Should they destroy our country just because they are crazy for power? And you ask: where does the PDP war leave our country? As I noted in an earlier piece in this column, it would 'leave Nigeria better off!  The fight, in my humble view, would either leave the party di integrated from which the ashes of a brand new party would emerge or the group that eventually gains the upper hand would hopefully become more responsive to the yearnings of its members. It would also hopefully begin to show greater sensitivity to the yearnings of Nigerians who they purportedly grab power to serve. 'Again, If PDP implodes, this could be the veritable wake up call to the other opposition parties to position as the parties of choice in the land. But that may be too far-fetched because the major opposition parties are either regional in character and spread, while they are themselves bedevilled by other internecine diseases.'

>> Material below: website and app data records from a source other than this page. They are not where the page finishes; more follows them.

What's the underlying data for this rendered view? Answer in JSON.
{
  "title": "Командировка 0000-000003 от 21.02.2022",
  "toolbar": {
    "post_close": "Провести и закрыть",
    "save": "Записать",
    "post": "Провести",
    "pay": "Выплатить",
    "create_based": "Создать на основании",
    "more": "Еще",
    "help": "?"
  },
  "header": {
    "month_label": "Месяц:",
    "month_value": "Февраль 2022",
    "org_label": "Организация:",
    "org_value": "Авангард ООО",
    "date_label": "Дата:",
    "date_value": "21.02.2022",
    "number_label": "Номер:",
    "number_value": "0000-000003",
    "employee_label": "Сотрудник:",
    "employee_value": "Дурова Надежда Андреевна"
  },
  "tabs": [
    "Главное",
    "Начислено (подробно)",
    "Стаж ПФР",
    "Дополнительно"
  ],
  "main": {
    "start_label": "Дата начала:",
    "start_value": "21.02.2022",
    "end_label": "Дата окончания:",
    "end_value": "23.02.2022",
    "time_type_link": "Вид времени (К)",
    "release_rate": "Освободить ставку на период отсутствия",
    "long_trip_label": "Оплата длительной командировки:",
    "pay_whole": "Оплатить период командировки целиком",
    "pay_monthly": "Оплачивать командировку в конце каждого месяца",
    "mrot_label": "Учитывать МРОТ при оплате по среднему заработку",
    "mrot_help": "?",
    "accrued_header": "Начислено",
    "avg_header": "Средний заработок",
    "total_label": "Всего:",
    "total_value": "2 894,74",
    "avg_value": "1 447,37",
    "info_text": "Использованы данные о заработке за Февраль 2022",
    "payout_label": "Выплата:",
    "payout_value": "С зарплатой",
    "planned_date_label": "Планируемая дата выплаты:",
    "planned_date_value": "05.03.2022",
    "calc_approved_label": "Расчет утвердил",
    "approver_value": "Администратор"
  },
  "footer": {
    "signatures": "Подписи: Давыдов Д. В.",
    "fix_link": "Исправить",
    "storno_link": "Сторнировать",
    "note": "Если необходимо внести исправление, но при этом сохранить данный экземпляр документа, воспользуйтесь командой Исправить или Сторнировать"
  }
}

The biggest bane of the PDP, I also wrote,  ' is undoubtedly godfatherism;  godfathers are perennially locked in supremacy battle. One godfather is always seeking to knock out another godfather.  Yar'Adua, Obasanjo's loyalists contend, knocked out OBJ after he got to power; now, Jonathan  also knocked out Yar'Adua's people as soon as he got to power, in preparation for 2011. If PDP eliminates godfatherism today, the party would begin to see clearly and would then be in the ready to be a truly people's party. The 'democratic' in its name would then begin to make sense to its members and indeed, other Nigerians.  However, isn't that a tall order? Isn't that expecting too much from a group of people used to rancour and man-eat-man  as a way of life? As for the rest of us, we wait and watch how the high drama of the PDP imminent implosion plays out.'

Indeed,  the good news for all Nigerians is that apart from the fact that the PDP, in recent times, has become a crumbling cookie, their stolen  electoral victories  in different parts of the country are gradually being retrieved.  From Edo to Ondo, Ekiti to Delta, those who subverted the people's will under the do-or-die dispensation of  the emperor from Owu  are licking the dust of shame.  This should be a lesson to all election riggers that every injustice to the people will never go unremedied, no matter how long delayed.  If not by the courts, certainly by God.